- Opening Delimiter -

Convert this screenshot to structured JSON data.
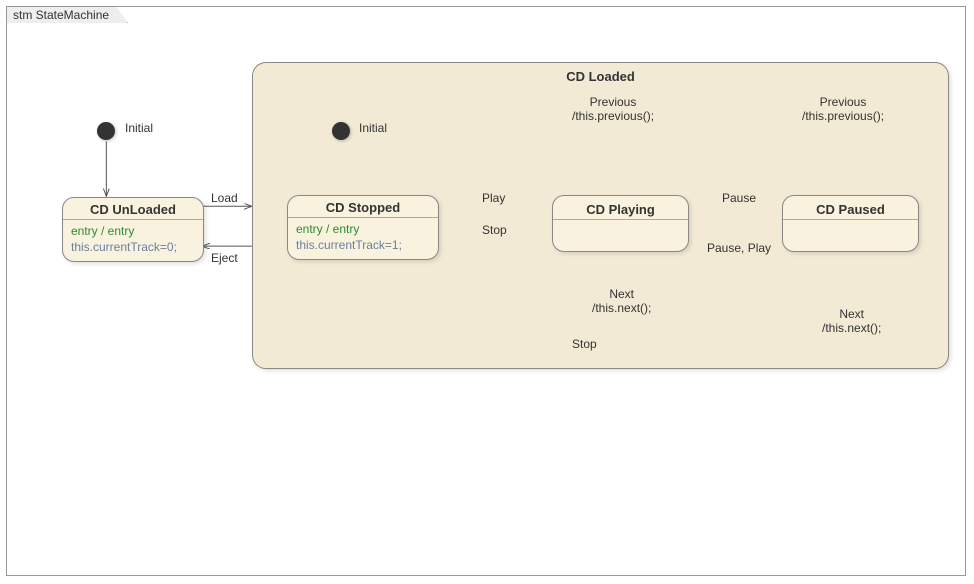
{
  "frame": {
    "title": "stm StateMachine"
  },
  "outer_initial_label": "Initial",
  "inner_initial_label": "Initial",
  "states": {
    "unloaded": {
      "title": "CD UnLoaded",
      "entry_label": "entry / entry",
      "entry_code": "this.currentTrack=0;"
    },
    "loaded": {
      "title": "CD Loaded"
    },
    "stopped": {
      "title": "CD Stopped",
      "entry_label": "entry / entry",
      "entry_code": "this.currentTrack=1;"
    },
    "playing": {
      "title": "CD Playing"
    },
    "paused": {
      "title": "CD Paused"
    }
  },
  "transitions": {
    "load": "Load",
    "eject": "Eject",
    "play": "Play",
    "stop_playing_to_stopped": "Stop",
    "pause": "Pause",
    "pause_play": "Pause, Play",
    "stop_paused_to_stopped": "Stop",
    "prev_playing": {
      "trigger": "Previous",
      "action": "/this.previous();"
    },
    "next_playing": {
      "trigger": "Next",
      "action": "/this.next();"
    },
    "prev_paused": {
      "trigger": "Previous",
      "action": "/this.previous();"
    },
    "next_paused": {
      "trigger": "Next",
      "action": "/this.next();"
    }
  }
}
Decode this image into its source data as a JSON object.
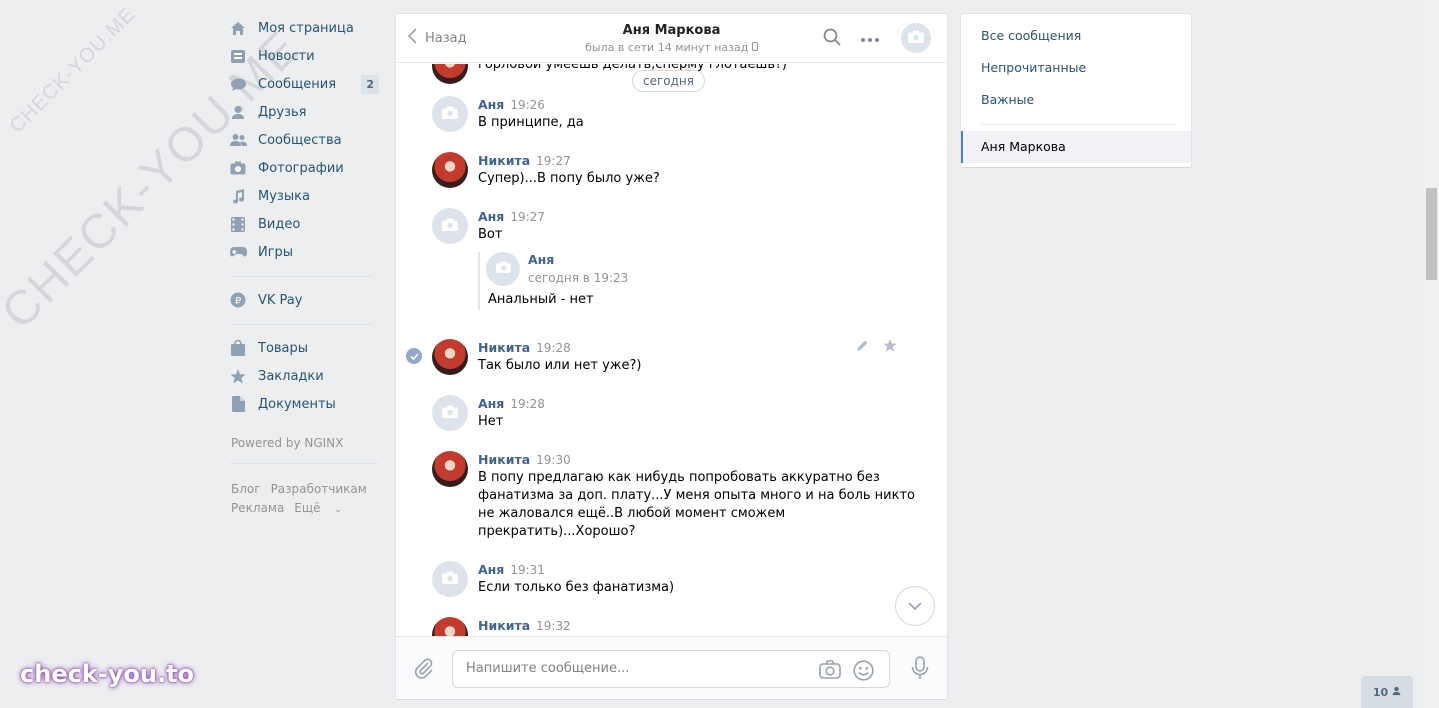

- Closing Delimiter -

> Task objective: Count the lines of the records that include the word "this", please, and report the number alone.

> Task result: 8